Your answer is to be every line of the material that includes the string "subtitle".

RECORDS SUPPLIED:
━━━

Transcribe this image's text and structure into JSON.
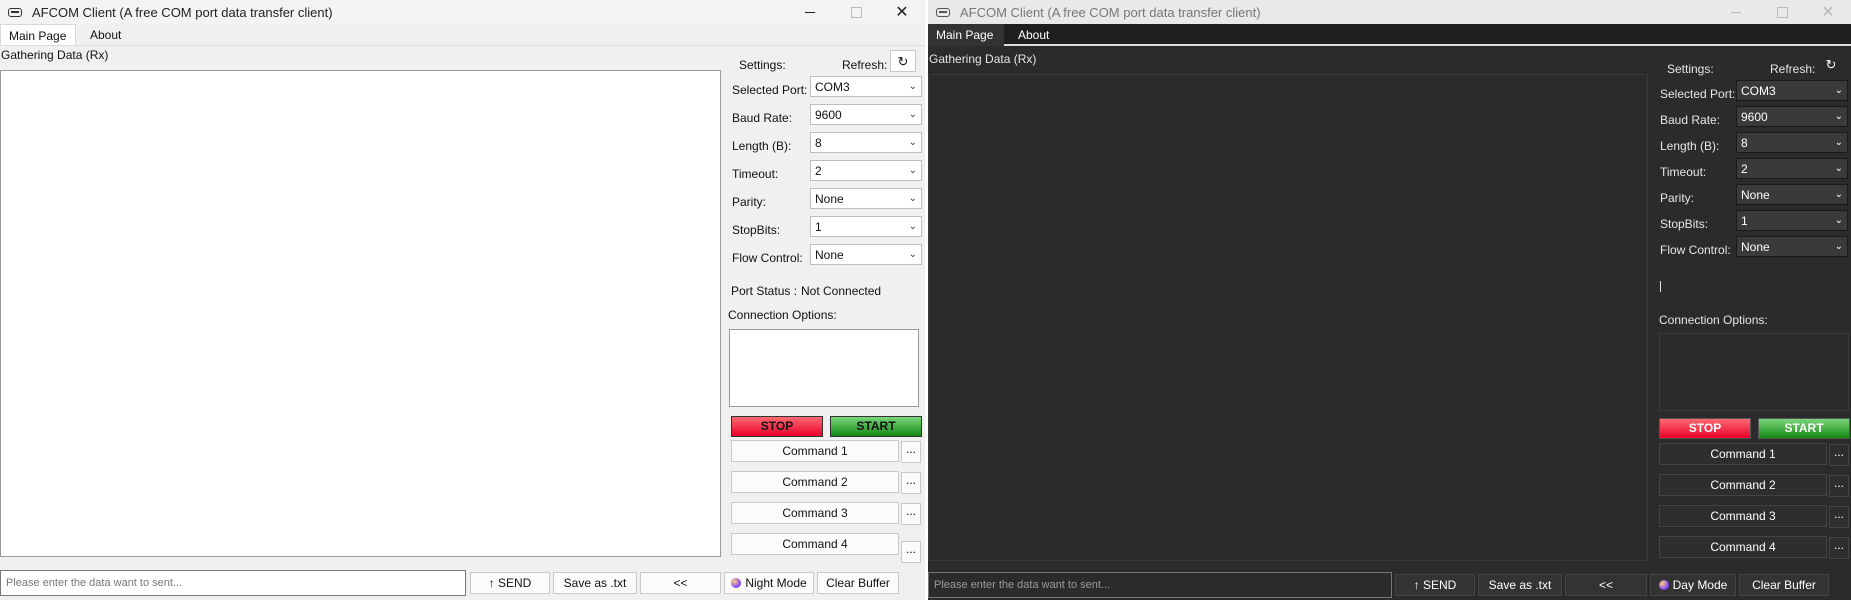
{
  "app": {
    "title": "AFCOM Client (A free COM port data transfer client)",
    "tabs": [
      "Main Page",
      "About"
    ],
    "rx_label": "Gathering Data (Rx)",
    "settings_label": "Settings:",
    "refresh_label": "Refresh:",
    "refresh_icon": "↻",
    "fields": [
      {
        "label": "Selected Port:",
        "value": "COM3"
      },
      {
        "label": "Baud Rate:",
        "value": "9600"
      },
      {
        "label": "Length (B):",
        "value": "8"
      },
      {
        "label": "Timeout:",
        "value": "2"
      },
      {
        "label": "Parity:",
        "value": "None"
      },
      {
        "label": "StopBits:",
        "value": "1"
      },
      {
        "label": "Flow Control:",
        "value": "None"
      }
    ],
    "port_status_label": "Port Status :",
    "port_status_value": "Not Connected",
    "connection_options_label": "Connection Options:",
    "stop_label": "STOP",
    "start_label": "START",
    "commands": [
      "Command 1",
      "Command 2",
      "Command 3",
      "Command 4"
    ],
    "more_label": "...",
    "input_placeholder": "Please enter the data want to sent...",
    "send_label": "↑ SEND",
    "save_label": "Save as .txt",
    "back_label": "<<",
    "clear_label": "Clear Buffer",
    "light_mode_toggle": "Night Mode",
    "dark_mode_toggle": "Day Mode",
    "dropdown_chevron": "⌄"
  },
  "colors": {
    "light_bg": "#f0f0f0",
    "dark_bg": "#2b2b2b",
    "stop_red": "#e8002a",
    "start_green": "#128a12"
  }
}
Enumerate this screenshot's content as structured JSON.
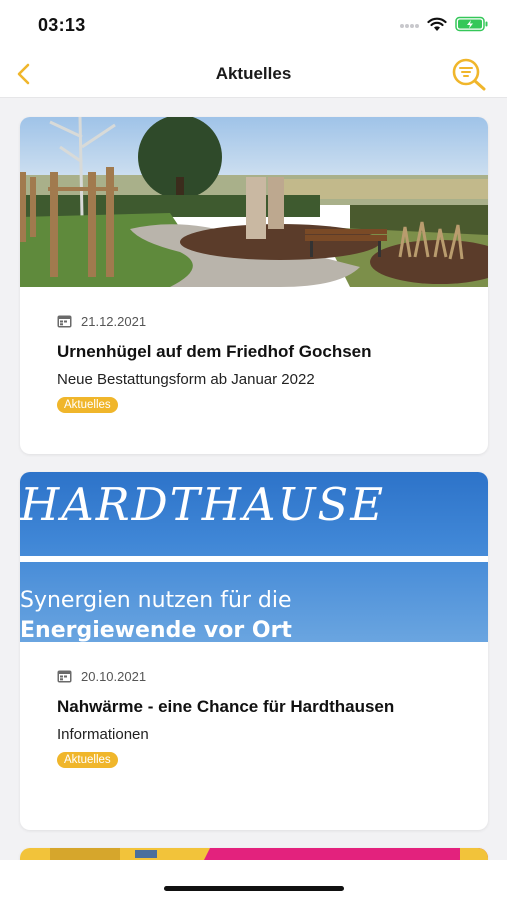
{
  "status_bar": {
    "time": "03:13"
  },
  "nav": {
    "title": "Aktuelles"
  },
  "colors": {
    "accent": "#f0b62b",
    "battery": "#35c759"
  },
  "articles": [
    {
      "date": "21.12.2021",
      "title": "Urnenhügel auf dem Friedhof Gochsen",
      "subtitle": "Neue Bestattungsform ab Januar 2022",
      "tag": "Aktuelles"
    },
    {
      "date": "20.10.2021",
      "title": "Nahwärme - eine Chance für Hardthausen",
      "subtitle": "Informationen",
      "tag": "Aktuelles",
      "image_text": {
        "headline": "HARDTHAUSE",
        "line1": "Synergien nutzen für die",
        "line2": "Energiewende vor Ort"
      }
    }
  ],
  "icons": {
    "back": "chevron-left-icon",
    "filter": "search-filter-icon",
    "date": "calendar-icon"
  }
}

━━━

TASK SOLUTION:
      "subtitle": "Neue Bestattungsform ab Januar 2022",
      "subtitle": "Informationen",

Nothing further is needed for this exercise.